Melbourne Convention & Exhibition Center
With its 237-booth, 2,500-person showing in the Melbourne Exhibition Center, the 2009 Australia Tourism Exchange (ATE), the largest convention of its kind in the Southern Hemisphere, served as an exciting prelude to the June 22 grand opening of the center’s extension.
The $1 billion development is bringing versatility to the 323,000-square-foot Melbourne Convention and Exhibition Center (MCEC), making it Australia’s largest convention space. Additions include 32 new meeting rooms, a grand ballroom and a 5,000-seat plenary hall that can be divided into three self-contained theatres.
As a testament to the interest the business space has already received, the Center has booked 50 major international conventions beginning with the International Geomorphology Convention in July and including the Parliament of World Religions in 2010 and the World Diabetes Congress in 2013.

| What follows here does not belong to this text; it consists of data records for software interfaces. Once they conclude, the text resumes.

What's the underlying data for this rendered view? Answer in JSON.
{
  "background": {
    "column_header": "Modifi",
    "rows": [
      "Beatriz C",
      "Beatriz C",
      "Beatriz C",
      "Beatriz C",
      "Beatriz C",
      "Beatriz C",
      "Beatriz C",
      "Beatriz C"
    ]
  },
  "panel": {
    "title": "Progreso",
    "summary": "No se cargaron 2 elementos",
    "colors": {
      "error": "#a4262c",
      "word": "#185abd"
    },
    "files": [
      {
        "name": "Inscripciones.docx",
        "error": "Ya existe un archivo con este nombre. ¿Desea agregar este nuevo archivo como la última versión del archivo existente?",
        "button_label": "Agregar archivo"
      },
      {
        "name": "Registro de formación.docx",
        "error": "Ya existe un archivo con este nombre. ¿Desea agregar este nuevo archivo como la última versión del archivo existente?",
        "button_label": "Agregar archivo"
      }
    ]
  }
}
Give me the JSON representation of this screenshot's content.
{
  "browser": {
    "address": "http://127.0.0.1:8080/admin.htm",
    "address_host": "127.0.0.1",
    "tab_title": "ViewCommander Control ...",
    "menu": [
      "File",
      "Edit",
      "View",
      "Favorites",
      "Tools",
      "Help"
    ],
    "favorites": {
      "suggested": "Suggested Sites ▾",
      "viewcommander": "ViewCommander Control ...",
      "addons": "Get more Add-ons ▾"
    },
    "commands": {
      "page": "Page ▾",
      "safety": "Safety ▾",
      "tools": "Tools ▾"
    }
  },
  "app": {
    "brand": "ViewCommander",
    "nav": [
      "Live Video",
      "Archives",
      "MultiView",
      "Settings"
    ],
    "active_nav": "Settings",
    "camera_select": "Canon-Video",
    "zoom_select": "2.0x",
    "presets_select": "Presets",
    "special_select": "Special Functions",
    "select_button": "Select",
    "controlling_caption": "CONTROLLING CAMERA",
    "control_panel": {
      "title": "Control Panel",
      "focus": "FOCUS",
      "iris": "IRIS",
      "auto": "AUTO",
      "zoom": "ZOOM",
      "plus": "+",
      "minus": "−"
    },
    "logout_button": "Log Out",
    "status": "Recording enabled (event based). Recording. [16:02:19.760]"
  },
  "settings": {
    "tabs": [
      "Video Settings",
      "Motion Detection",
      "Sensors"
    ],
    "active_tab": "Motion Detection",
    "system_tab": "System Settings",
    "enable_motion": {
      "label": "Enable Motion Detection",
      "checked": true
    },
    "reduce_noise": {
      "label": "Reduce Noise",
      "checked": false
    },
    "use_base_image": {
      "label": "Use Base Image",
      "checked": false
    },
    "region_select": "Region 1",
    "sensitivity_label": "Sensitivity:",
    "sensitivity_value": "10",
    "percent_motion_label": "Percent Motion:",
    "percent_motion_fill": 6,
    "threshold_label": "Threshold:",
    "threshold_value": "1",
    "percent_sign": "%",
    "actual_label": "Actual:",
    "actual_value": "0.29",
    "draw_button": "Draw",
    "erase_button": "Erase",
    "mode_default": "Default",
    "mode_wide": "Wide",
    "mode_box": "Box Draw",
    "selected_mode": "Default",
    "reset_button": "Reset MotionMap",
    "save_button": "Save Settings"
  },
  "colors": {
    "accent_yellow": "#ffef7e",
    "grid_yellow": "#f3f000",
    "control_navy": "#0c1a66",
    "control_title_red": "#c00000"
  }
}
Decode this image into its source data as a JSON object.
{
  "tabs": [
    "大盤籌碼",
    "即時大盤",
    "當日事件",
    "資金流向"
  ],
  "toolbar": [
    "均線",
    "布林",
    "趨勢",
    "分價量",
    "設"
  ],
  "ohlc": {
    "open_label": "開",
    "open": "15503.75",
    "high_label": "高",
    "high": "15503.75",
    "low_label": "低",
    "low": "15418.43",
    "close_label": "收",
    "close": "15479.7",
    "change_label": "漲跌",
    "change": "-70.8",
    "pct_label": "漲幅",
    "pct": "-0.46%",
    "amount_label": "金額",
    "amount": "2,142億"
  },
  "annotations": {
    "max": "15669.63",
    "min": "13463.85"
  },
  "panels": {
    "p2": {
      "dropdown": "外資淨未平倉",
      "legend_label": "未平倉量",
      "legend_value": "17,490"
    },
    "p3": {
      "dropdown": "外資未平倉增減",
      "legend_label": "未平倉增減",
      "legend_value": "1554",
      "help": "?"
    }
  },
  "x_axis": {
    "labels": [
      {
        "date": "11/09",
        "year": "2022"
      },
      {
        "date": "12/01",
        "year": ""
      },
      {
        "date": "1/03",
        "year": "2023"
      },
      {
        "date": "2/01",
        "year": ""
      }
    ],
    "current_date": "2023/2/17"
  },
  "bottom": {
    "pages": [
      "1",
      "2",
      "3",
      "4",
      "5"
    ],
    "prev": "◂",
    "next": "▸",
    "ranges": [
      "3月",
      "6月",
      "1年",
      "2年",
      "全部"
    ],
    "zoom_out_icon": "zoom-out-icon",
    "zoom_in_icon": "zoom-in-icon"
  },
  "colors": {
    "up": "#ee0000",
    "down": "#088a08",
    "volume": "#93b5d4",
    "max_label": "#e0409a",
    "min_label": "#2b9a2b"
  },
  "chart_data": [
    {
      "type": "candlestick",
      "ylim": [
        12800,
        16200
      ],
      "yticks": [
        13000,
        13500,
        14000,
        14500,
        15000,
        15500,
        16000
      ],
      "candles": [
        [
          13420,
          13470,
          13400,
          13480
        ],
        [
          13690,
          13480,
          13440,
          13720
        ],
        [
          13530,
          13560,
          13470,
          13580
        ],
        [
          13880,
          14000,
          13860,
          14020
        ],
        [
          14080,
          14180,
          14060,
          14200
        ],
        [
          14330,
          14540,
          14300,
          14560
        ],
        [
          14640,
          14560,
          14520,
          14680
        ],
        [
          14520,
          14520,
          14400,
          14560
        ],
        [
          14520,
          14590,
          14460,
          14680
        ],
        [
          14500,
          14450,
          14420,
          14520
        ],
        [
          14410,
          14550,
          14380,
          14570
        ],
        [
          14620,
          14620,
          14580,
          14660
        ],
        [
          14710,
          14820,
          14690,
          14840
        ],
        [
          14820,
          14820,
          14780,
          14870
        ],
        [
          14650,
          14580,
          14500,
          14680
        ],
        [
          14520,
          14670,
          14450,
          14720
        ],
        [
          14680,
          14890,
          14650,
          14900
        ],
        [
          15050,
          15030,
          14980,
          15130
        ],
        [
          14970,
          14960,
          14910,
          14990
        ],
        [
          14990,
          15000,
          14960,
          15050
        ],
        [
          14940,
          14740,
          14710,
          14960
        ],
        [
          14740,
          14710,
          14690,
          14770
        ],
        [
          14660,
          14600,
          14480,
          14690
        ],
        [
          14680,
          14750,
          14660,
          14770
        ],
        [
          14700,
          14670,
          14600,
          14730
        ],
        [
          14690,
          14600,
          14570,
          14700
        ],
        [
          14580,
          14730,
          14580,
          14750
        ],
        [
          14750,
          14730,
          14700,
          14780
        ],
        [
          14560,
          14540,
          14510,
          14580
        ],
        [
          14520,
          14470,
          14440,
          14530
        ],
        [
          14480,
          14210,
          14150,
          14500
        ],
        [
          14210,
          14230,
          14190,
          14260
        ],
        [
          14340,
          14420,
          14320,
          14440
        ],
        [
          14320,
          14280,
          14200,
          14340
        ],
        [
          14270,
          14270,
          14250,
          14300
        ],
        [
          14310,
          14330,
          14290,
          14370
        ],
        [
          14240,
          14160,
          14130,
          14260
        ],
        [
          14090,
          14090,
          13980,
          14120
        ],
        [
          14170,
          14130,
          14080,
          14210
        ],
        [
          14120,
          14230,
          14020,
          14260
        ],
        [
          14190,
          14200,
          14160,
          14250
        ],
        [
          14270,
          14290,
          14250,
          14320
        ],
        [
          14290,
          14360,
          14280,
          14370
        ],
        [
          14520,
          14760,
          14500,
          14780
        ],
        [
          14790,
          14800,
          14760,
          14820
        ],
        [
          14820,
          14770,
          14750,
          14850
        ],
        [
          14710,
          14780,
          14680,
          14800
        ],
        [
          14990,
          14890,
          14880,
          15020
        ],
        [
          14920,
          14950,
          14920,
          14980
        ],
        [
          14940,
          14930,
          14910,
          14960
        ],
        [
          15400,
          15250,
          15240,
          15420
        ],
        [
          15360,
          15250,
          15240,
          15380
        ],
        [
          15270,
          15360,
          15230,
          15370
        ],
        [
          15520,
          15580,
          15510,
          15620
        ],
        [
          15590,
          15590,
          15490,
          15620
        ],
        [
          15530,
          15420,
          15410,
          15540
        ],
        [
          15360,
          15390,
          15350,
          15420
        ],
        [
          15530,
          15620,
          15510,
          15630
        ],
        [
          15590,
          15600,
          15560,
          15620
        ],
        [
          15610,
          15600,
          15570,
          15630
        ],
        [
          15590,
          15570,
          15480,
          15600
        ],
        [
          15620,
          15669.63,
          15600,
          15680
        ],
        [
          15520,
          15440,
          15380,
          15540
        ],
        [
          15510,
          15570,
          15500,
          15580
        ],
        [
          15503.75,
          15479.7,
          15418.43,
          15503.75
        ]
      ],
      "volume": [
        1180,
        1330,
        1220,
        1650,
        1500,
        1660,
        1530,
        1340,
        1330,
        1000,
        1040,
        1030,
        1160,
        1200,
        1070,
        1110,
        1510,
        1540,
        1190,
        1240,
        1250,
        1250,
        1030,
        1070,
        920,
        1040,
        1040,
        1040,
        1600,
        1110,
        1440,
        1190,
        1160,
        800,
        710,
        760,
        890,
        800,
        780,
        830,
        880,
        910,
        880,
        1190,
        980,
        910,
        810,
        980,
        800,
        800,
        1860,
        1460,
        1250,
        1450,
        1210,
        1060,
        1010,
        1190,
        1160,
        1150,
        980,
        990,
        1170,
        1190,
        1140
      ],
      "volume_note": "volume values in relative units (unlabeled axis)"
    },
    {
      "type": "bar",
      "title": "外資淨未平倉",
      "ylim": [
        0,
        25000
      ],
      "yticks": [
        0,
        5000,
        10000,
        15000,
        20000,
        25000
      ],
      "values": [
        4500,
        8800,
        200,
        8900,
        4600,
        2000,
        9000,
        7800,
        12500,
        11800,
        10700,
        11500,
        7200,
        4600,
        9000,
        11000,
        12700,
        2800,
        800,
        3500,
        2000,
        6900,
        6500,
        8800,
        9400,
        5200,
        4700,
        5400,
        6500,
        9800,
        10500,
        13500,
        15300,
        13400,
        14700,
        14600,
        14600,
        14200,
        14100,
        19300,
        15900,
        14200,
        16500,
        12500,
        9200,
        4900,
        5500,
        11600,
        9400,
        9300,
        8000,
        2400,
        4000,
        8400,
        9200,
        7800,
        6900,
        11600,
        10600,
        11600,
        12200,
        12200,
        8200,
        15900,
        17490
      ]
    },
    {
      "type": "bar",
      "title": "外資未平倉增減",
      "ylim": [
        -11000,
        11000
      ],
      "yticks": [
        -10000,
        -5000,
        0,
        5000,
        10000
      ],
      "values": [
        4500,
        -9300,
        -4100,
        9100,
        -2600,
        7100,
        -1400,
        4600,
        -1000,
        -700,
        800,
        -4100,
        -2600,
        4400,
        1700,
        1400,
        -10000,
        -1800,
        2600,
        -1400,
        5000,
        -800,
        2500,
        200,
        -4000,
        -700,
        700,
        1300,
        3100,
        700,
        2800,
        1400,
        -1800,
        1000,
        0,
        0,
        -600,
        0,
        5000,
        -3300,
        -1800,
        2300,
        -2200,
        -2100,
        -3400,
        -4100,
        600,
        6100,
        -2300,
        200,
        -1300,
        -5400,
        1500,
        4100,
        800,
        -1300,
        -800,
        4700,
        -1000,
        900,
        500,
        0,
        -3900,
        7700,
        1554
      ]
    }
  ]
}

Although its space and versatility bring the MCEC into the world-class arena, its most distinguishing feature is its unheard of six-star energy rating design.
“It’s a serious rating,” said Tim Holding, Victoria’s Minister for Tourism in a press conference when asked of the Australian standard that gets benchmarked against U.S. and British equivalents. “It’s not just about the layout of the building, but also the sustainability principles that are embodied in the center.”
Some of those integrated systems include solar hot-water systems offsetting more than 40 percent of the energy used on water heaters; a black-water treatment plant that collects rain and wastewater to be used in toilet flushing and irrigation; and the use of an environmentally friendly Forest Stewardship Council-certified, sustainable timber.
Not only is the Convention Center friendly to the environment, but also to the delegates it hosts. Pipes in the concrete floor carry water that heats or cools the ground creating a comfortable atmospheric temperature, while carbon dioxide monitors integrated into the air conditioning — along with the use of carpets, paints and adhesives low in Volatile Organic Compounds — ensure better air quality.
“It’s not just the Victorian government who demands the very best building standards, but it’s also conference organizers who insist upon seeing the very best principles embedded in the infrastructure they utilize,” said Holding. “We wouldn’t consider it excessive.”